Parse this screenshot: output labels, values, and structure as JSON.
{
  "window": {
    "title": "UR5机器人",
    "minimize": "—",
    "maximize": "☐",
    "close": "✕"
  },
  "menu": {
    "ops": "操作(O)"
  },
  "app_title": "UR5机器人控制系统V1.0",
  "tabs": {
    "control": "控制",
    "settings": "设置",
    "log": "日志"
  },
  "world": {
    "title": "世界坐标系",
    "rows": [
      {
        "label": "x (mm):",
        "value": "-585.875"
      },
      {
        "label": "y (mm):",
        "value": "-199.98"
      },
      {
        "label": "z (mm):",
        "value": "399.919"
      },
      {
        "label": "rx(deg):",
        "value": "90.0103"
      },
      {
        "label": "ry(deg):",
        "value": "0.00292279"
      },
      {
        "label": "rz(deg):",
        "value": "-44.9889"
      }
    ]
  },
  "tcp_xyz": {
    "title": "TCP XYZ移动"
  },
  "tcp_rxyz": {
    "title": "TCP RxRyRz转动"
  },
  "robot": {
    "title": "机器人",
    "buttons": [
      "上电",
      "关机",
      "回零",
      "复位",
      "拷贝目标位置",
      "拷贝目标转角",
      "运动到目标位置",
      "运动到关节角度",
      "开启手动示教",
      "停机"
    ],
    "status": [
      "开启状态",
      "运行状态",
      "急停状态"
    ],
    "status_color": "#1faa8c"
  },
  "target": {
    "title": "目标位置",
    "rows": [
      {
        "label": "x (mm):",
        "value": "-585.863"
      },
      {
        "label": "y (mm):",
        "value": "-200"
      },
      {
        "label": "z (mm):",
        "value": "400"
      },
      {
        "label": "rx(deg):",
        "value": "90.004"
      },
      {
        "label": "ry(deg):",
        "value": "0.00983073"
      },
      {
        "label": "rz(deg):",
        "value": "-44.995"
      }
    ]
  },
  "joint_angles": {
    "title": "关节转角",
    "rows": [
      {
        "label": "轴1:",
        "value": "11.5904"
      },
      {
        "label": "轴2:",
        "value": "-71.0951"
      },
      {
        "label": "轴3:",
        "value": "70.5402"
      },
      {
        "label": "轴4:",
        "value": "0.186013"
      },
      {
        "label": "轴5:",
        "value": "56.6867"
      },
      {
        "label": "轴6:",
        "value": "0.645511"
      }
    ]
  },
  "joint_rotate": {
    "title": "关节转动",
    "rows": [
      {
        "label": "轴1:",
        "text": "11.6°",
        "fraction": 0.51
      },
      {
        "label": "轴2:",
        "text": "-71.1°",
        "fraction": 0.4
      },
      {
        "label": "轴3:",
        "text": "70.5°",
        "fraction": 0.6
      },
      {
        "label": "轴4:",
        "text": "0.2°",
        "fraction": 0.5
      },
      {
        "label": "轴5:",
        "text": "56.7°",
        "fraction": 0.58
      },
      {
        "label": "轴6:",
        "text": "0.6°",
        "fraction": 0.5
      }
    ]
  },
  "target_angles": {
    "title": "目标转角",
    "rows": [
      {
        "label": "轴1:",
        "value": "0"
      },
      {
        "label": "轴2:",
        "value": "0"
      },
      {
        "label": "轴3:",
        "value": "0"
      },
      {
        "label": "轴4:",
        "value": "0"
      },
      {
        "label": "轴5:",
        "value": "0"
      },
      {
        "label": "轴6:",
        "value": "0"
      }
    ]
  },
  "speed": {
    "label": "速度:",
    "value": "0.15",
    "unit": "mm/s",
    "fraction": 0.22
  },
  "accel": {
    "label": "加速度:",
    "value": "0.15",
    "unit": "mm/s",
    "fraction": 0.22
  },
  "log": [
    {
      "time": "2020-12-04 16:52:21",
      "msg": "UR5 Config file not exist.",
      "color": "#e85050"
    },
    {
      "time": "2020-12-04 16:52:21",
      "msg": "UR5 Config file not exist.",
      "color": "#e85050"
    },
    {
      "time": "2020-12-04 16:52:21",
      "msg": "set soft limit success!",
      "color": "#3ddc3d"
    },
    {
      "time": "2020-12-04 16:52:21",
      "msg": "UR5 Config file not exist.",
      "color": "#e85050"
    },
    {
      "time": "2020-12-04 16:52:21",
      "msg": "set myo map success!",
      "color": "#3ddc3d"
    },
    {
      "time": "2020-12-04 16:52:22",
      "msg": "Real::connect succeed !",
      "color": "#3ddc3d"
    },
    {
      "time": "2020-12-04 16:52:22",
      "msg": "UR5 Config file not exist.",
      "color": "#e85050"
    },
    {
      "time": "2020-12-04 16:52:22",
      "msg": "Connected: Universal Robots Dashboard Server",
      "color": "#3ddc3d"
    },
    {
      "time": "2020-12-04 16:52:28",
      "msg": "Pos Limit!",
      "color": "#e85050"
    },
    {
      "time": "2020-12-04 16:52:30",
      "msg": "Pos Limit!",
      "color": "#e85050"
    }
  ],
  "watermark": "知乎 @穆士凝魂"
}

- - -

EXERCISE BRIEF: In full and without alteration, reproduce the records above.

ANSWER TO THE EXERCISE:
Parse this screenshot: output labels, values, and structure as JSON.
{
  "window": {
    "title": "UR5机器人",
    "minimize": "—",
    "maximize": "☐",
    "close": "✕"
  },
  "menu": {
    "ops": "操作(O)"
  },
  "app_title": "UR5机器人控制系统V1.0",
  "tabs": {
    "control": "控制",
    "settings": "设置",
    "log": "日志"
  },
  "world": {
    "title": "世界坐标系",
    "rows": [
      {
        "label": "x (mm):",
        "value": "-585.875"
      },
      {
        "label": "y (mm):",
        "value": "-199.98"
      },
      {
        "label": "z (mm):",
        "value": "399.919"
      },
      {
        "label": "rx(deg):",
        "value": "90.0103"
      },
      {
        "label": "ry(deg):",
        "value": "0.00292279"
      },
      {
        "label": "rz(deg):",
        "value": "-44.9889"
      }
    ]
  },
  "tcp_xyz": {
    "title": "TCP XYZ移动"
  },
  "tcp_rxyz": {
    "title": "TCP RxRyRz转动"
  },
  "robot": {
    "title": "机器人",
    "buttons": [
      "上电",
      "关机",
      "回零",
      "复位",
      "拷贝目标位置",
      "拷贝目标转角",
      "运动到目标位置",
      "运动到关节角度",
      "开启手动示教",
      "停机"
    ],
    "status": [
      "开启状态",
      "运行状态",
      "急停状态"
    ],
    "status_color": "#1faa8c"
  },
  "target": {
    "title": "目标位置",
    "rows": [
      {
        "label": "x (mm):",
        "value": "-585.863"
      },
      {
        "label": "y (mm):",
        "value": "-200"
      },
      {
        "label": "z (mm):",
        "value": "400"
      },
      {
        "label": "rx(deg):",
        "value": "90.004"
      },
      {
        "label": "ry(deg):",
        "value": "0.00983073"
      },
      {
        "label": "rz(deg):",
        "value": "-44.995"
      }
    ]
  },
  "joint_angles": {
    "title": "关节转角",
    "rows": [
      {
        "label": "轴1:",
        "value": "11.5904"
      },
      {
        "label": "轴2:",
        "value": "-71.0951"
      },
      {
        "label": "轴3:",
        "value": "70.5402"
      },
      {
        "label": "轴4:",
        "value": "0.186013"
      },
      {
        "label": "轴5:",
        "value": "56.6867"
      },
      {
        "label": "轴6:",
        "value": "0.645511"
      }
    ]
  },
  "joint_rotate": {
    "title": "关节转动",
    "rows": [
      {
        "label": "轴1:",
        "text": "11.6°",
        "fraction": 0.51
      },
      {
        "label": "轴2:",
        "text": "-71.1°",
        "fraction": 0.4
      },
      {
        "label": "轴3:",
        "text": "70.5°",
        "fraction": 0.6
      },
      {
        "label": "轴4:",
        "text": "0.2°",
        "fraction": 0.5
      },
      {
        "label": "轴5:",
        "text": "56.7°",
        "fraction": 0.58
      },
      {
        "label": "轴6:",
        "text": "0.6°",
        "fraction": 0.5
      }
    ]
  },
  "target_angles": {
    "title": "目标转角",
    "rows": [
      {
        "label": "轴1:",
        "value": "0"
      },
      {
        "label": "轴2:",
        "value": "0"
      },
      {
        "label": "轴3:",
        "value": "0"
      },
      {
        "label": "轴4:",
        "value": "0"
      },
      {
        "label": "轴5:",
        "value": "0"
      },
      {
        "label": "轴6:",
        "value": "0"
      }
    ]
  },
  "speed": {
    "label": "速度:",
    "value": "0.15",
    "unit": "mm/s",
    "fraction": 0.22
  },
  "accel": {
    "label": "加速度:",
    "value": "0.15",
    "unit": "mm/s",
    "fraction": 0.22
  },
  "log": [
    {
      "time": "2020-12-04 16:52:21",
      "msg": "UR5 Config file not exist.",
      "color": "#e85050"
    },
    {
      "time": "2020-12-04 16:52:21",
      "msg": "UR5 Config file not exist.",
      "color": "#e85050"
    },
    {
      "time": "2020-12-04 16:52:21",
      "msg": "set soft limit success!",
      "color": "#3ddc3d"
    },
    {
      "time": "2020-12-04 16:52:21",
      "msg": "UR5 Config file not exist.",
      "color": "#e85050"
    },
    {
      "time": "2020-12-04 16:52:21",
      "msg": "set myo map success!",
      "color": "#3ddc3d"
    },
    {
      "time": "2020-12-04 16:52:22",
      "msg": "Real::connect succeed !",
      "color": "#3ddc3d"
    },
    {
      "time": "2020-12-04 16:52:22",
      "msg": "UR5 Config file not exist.",
      "color": "#e85050"
    },
    {
      "time": "2020-12-04 16:52:22",
      "msg": "Connected: Universal Robots Dashboard Server",
      "color": "#3ddc3d"
    },
    {
      "time": "2020-12-04 16:52:28",
      "msg": "Pos Limit!",
      "color": "#e85050"
    },
    {
      "time": "2020-12-04 16:52:30",
      "msg": "Pos Limit!",
      "color": "#e85050"
    }
  ],
  "watermark": "知乎 @穆士凝魂"
}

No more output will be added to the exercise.